Homelessness in San Gabriel Valley


Fabiola Ortega

Currently in San Gabriel Valley, homelessness has increased over the years and lately, has become a big issue.

Homelessness has increased 12% over the past year in all parts of Los Angeles county but according to the SGV Tribune, homelessness is up 24% in the San Gabriel Valley.

In San Gabriel Valley, the count rose to 4,479 from the 3,605 in 2018.

In Pasadena, the percent of homelessness has decreased 20% in comparison to the count in 2018.

How can the percent of homelessness decrease in San Gabriel Valley? According to Ruby Avila, she said, “The government should put money to use in a more reasonable way like building homeless shelters, providing food for the homeless, and offering more opportunities to jobs instead of wasting money on things like renovating infrastructures that aren’t run down.”

Do you think it is a fire danger having homeless encampments in the area?
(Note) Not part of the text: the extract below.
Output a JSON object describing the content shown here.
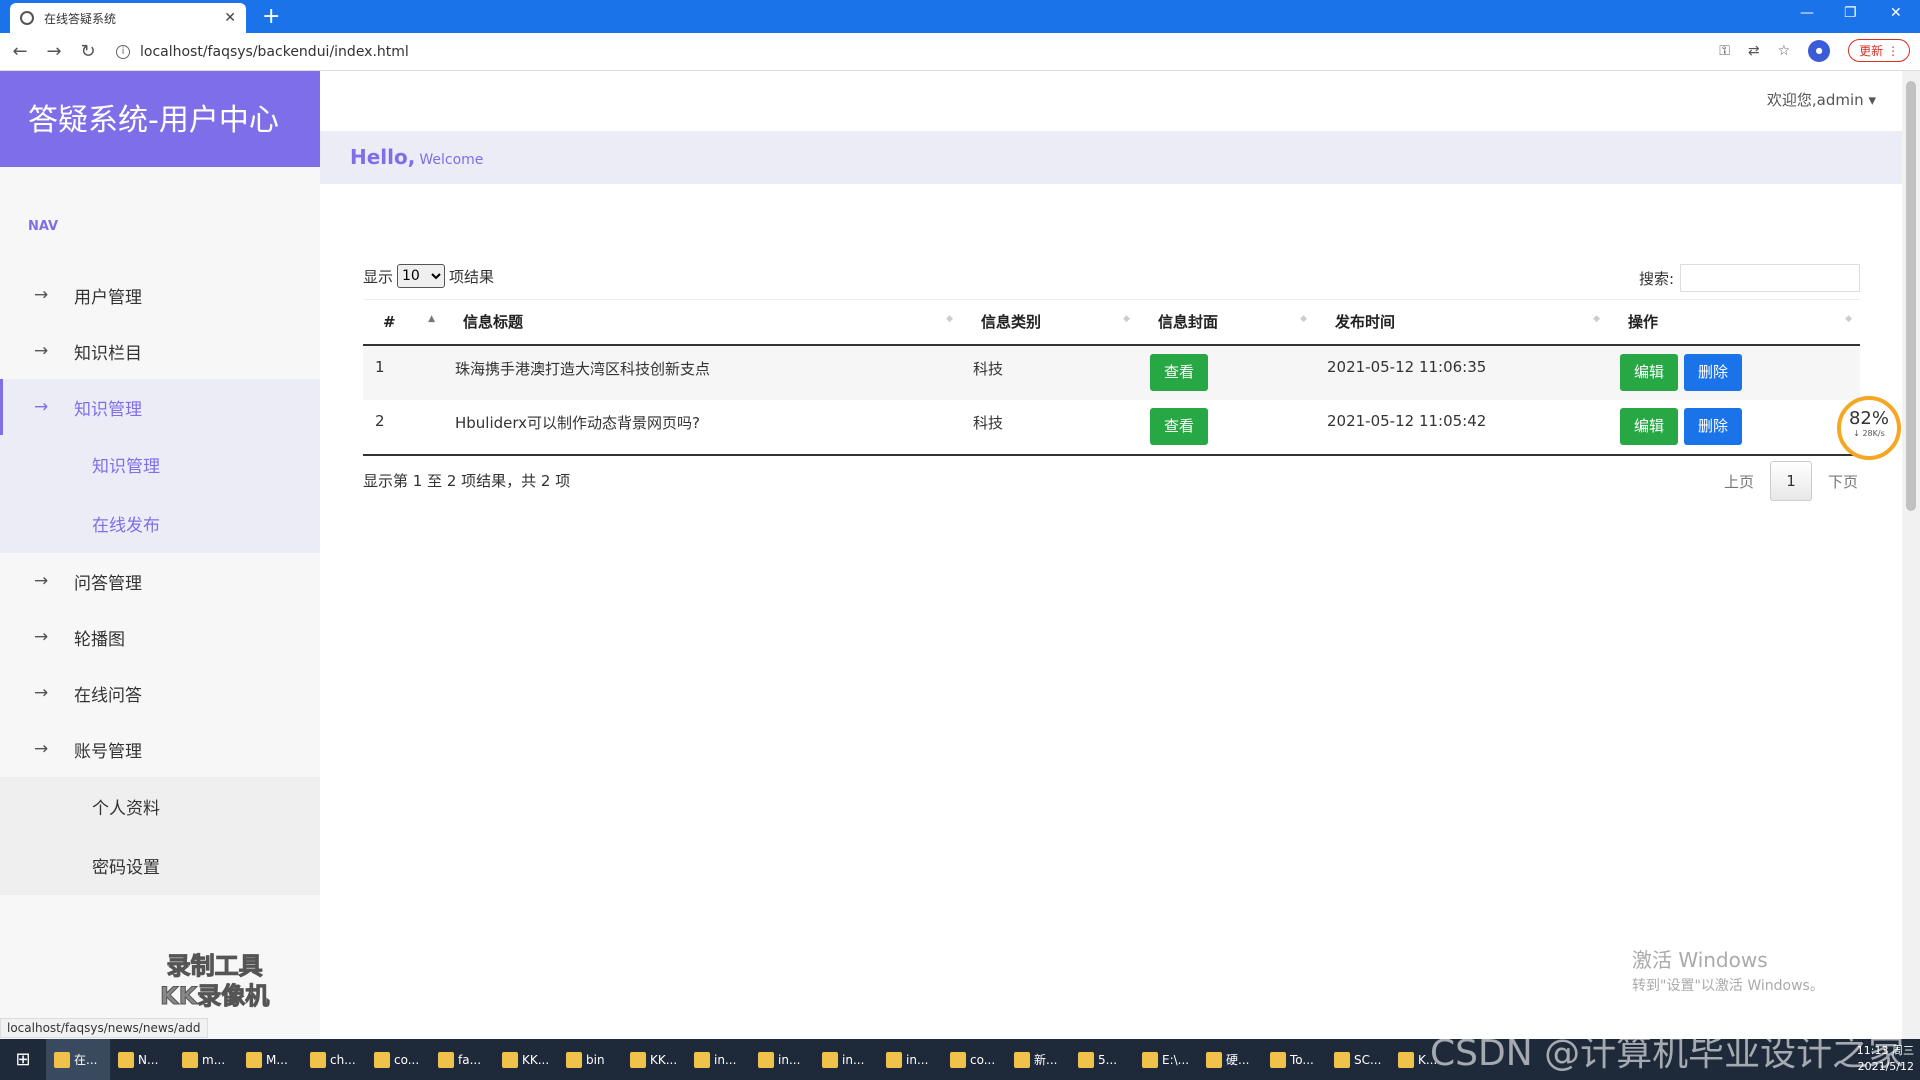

Ashley Martinez said, “No, but it could be if they don’t put out the fires correctly.”

A few weeks ago, there was a brush fire that occurred. It burned at least 12 acres in the Santa Fe Dam Recreation Area. Nearby homeless had to be evacuated from their encampments because it was dangerous. Once the firefighters got there by the afternoon, the fire had grown 12 acres.

Does the government have the right to kick the homeless people out of there encampments sites? Martinez said “No, because they will have no place to go and it’s just the same problem all over again.”
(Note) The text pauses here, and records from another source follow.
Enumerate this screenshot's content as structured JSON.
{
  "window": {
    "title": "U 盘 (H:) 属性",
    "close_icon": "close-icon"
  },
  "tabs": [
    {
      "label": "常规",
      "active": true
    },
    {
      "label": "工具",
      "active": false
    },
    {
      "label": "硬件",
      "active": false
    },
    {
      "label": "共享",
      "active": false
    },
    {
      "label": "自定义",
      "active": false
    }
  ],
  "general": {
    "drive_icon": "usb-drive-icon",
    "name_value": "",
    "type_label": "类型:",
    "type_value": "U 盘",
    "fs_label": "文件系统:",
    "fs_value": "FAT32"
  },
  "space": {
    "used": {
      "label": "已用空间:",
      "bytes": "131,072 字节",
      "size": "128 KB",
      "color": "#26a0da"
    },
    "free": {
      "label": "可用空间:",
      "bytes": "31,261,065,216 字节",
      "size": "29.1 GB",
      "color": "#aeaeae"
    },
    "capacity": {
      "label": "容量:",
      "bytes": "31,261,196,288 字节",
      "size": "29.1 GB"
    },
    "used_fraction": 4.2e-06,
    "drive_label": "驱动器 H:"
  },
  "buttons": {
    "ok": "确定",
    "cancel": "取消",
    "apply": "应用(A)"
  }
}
Governor Gavin Newsom was called on to declare a state of emergency for the homeless situation in California.

What are some options for homeless people that are being evacuated from their encampments? Ruby Avila said, “They could try to temporarily go to homeless shelters and try to get back on their feet.”

All in all, homelessness has never been his bad. The homeless situation in California has gotten worse each year and although millions of dollars have been put into homeless shelters, the situation hasn’t seemed to change over the years. Look for new resolutions and solutions as each city addresses their own part of the problem